Discovering the wines of the Italian region of Sannio

Located just 50 kilometers inland from bustling Naples and the attractions of the Amalfi Coast, the Sannio region of Campania remains relatively unknown to Japanese travellers. But that could change as the region’s long history of wine production finally gains international recognition, and with it a new legion of wine lovers.

Sannio wines were recently in the spotlight at a tasting masterclass held at the Tokyo American Club. Samples from a wide range of large and small scale Sannio growers were offered for the first time to a select group of industry experts.

Centered on the historic town of Benevento, the Sannio region has more than 60 different types of wine and 8,000 winemakers, including large cooperative wineries.
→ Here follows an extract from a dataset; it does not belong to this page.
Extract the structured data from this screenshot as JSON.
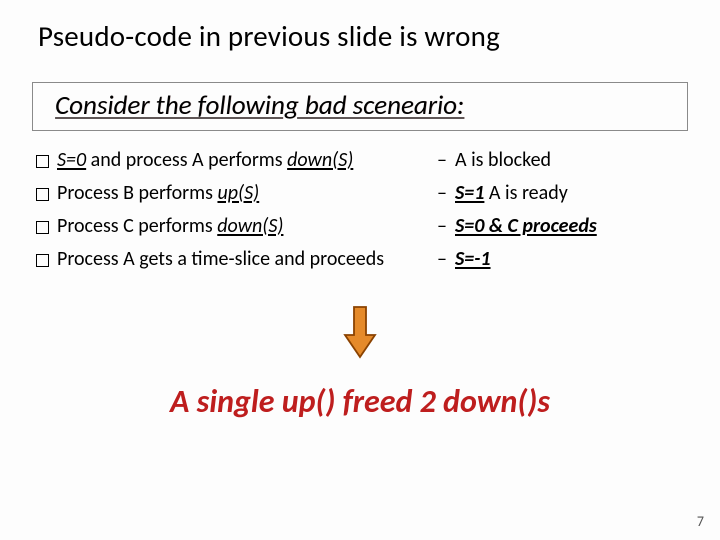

While wines from Sannio’s neighbors such as Taurasi and Fiona di Avellini have historically garnered more praise, local producers have focused on Falanghina, a delicious dry white grape variety, and Aglianico, a robust, medium-bodied red grown primarily on the slopes of Mount Taburno. .

Promotion of the region has increased in recent times, largely due to the efforts of the Consortium Sannio, originally founded in 1999. The group supports viticulture in the region and promotes local producers in the region, small and large, helping to forge links with international markets. These efforts are part of a larger plan to increase tourism in the region with a focus on wine, slow food and showcasing the region’s natural diversity to the world. “Compared to its more famous neighbours, Sannio offers excellent value for money when it comes to food and accommodation for the traveler,” says Consortium President Libero Rillo.

Sannio vineyards near Mount Vesuvius in Italy Photo: Sannio DOP

Sannio lies in the shadow of Mount Vesuvius, the ashes of which play an important role in the volcanic nature of the soil. The landscape itself is defined by viticulture and environmental protection is strongly linked to the economic future and sustainability of the region. The province is currently applying for UNESCO Geopark status for Mount Taburno and the Matese Massif. This would not only protect an important area of ​​biodiversity, but it would also open the door to wine-based agritourism. “There are few places in Italy that offer so much diversity in such a compact area,” says Rillo. The region is also home to some very attractive towns such as Sant’Agata dei Goti, where you can enjoy a glass of Falanghina in the old cellars of the Mustilli family winery, which also has a restaurant and a small hotel on site.

Although the area experienced economic decline after World War II, it was actually a blessing in disguise since most farmers could not afford to uproot their “old” vines and replant with more profitable vines. such as Merlot or Cabernet Sauvignon. As a result, Sannio is home to a surprisingly high number of indigenous grape varieties. The Falanghina is by far the most planted. With its pleasant acidity, minerality and aromatic complexity, this wine is perfectly suited to current wine trends. Falanghina del Sannio DOC covers a large area of ​​the province of Benevento, producing 80% of all Falanghina grown in southern Italy. The altitude of the vineyards varies from 350 to 500 meters, which plays an important role in the dynamism and the characteristic freshness of the wine.

Rillo, who also operates one of Sannio’s most successful vineyards, Fontanavechia, says this wine pairs extremely well with Japanese cuisine, especially fish dishes. “What’s exceptional about this wine is the depth of character that follows the initial freshness,” he says. Other well-known Falanghina wineries include Ocone and La Guardiense whose Janare Falanghina del Sannio has been well received.

Aglianico del Taburno, the region’s king of reds, has been grown around Mount Taburno for centuries and has different characteristics from the more familiar neighboring wines of Taurasi and Vulturi. The tannins generally balance out younger and stand up well to the region’s rustic cuisine. They are known for their velvety long and structured finish. Some of Aglianico’s vineyards are very old with some over 200 years old and planted long before the phylloxera epidemic destroyed so many vineyards in the 19th century. Rillo produces one of the best-known Aglianicos, Vigna Cataratte, a 100% Aglianico aged in French oak barrels for 18 months.

The consortium plans to continue its efforts to promote its wines not only in Japan but also in the Asia-Pacific region. Rillo added: “Ensuring the excellent quality of local wines is one of our main objectives, but the overall image contributes to the economic and cultural future of the region.” With such a wealth of wine and history, and a centrally located location in the Italian ‘boot’, Sannio is poised to be on the map of travelers and wine lovers.

Sannio wines are available at

© Japan today

Shirley M. Pinder